▸ **AIM OF THE EXERCISE**
When you repeat the entries below, please keep them exact and leave out the pictures.

(Excerpts from an interface dataset)
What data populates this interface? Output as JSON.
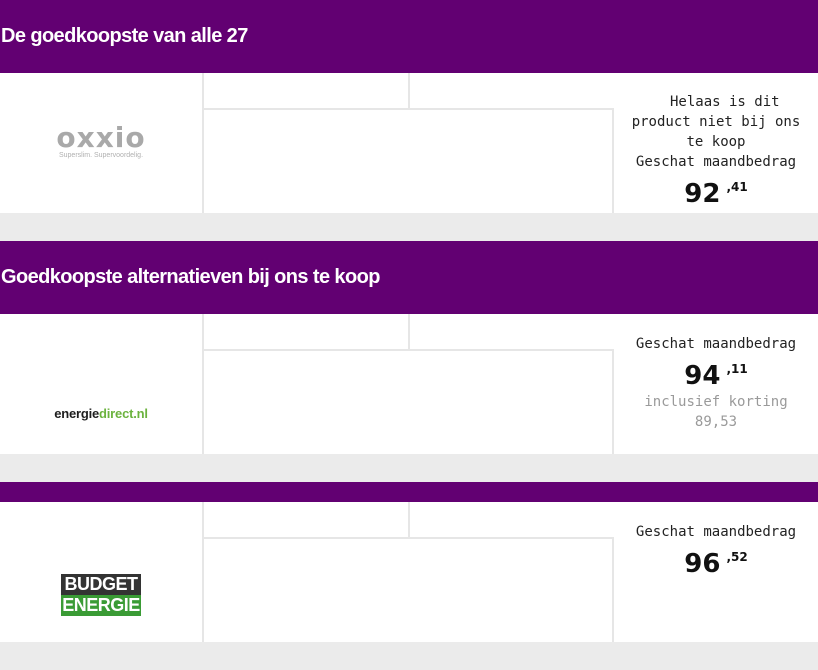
{
  "section1": {
    "title": "De goedkoopste van alle 27",
    "offer": {
      "logo_text": "oxxio",
      "logo_tagline": "Superslim. Supervoordelig.",
      "unavailable_line1": "Helaas is dit",
      "unavailable_line2": "product niet bij ons",
      "unavailable_line3": "te koop",
      "price_label": "Geschat maandbedrag",
      "price_euros": "92",
      "price_cents": ",41"
    }
  },
  "section2": {
    "title": "Goedkoopste alternatieven bij ons te koop",
    "offers": [
      {
        "logo_black": "energie",
        "logo_green": "direct",
        "logo_suffix": ".nl",
        "price_label": "Geschat maandbedrag",
        "price_euros": "94",
        "price_cents": ",11",
        "discount_label": "inclusief korting",
        "discount_price": "89,53"
      },
      {
        "logo_line1": "BUDGET",
        "logo_line2": "ENERGIE",
        "price_label": "Geschat maandbedrag",
        "price_euros": "96",
        "price_cents": ",52"
      }
    ]
  },
  "colors": {
    "header_bg": "#620072",
    "page_bg": "#ebebeb",
    "card_bg": "#ffffff"
  }
}
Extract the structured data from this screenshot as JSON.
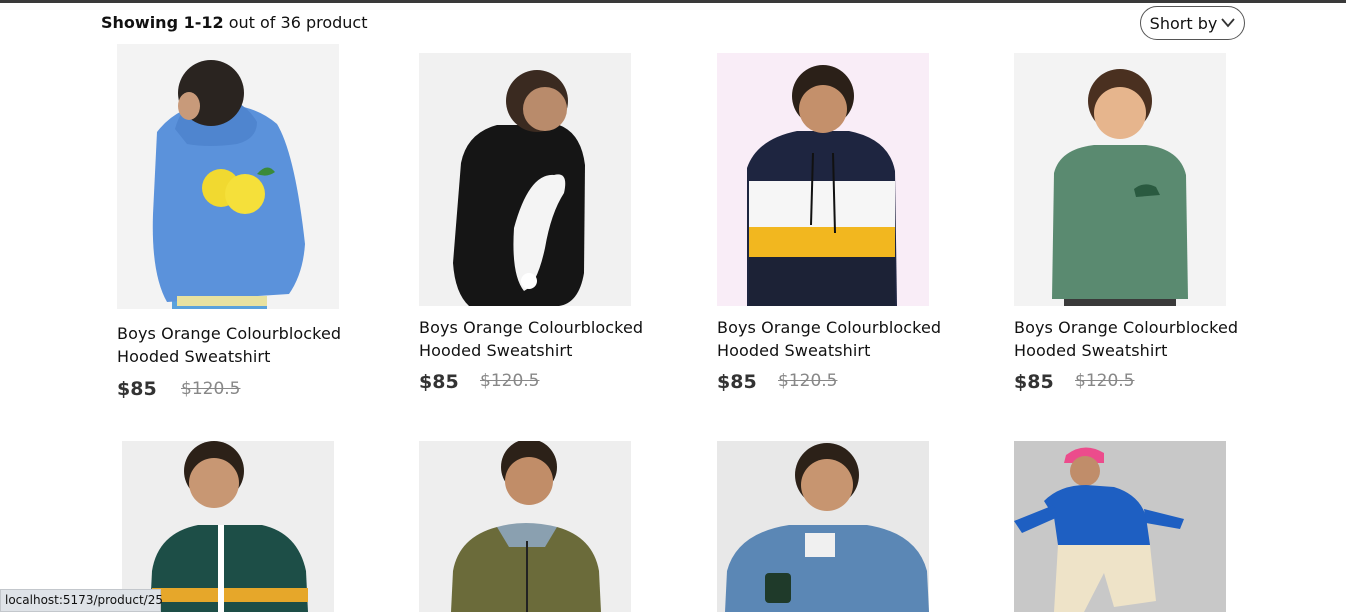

▸ **COMPLETED TASK**
What data populates this interface? Output as JSON.
{
  "section1": {
    "title": "De goedkoopste van alle 27",
    "offer": {
      "logo_text": "oxxio",
      "logo_tagline": "Superslim. Supervoordelig.",
      "unavailable_line1": "Helaas is dit",
      "unavailable_line2": "product niet bij ons",
      "unavailable_line3": "te koop",
      "price_label": "Geschat maandbedrag",
      "price_euros": "92",
      "price_cents": ",41"
    }
  },
  "section2": {
    "title": "Goedkoopste alternatieven bij ons te koop",
    "offers": [
      {
        "logo_black": "energie",
        "logo_green": "direct",
        "logo_suffix": ".nl",
        "price_label": "Geschat maandbedrag",
        "price_euros": "94",
        "price_cents": ",11",
        "discount_label": "inclusief korting",
        "discount_price": "89,53"
      },
      {
        "logo_line1": "BUDGET",
        "logo_line2": "ENERGIE",
        "price_label": "Geschat maandbedrag",
        "price_euros": "96",
        "price_cents": ",52"
      }
    ]
  },
  "colors": {
    "header_bg": "#620072",
    "page_bg": "#ebebeb",
    "card_bg": "#ffffff"
  }
}
Extract the structured data from this screenshot as JSON.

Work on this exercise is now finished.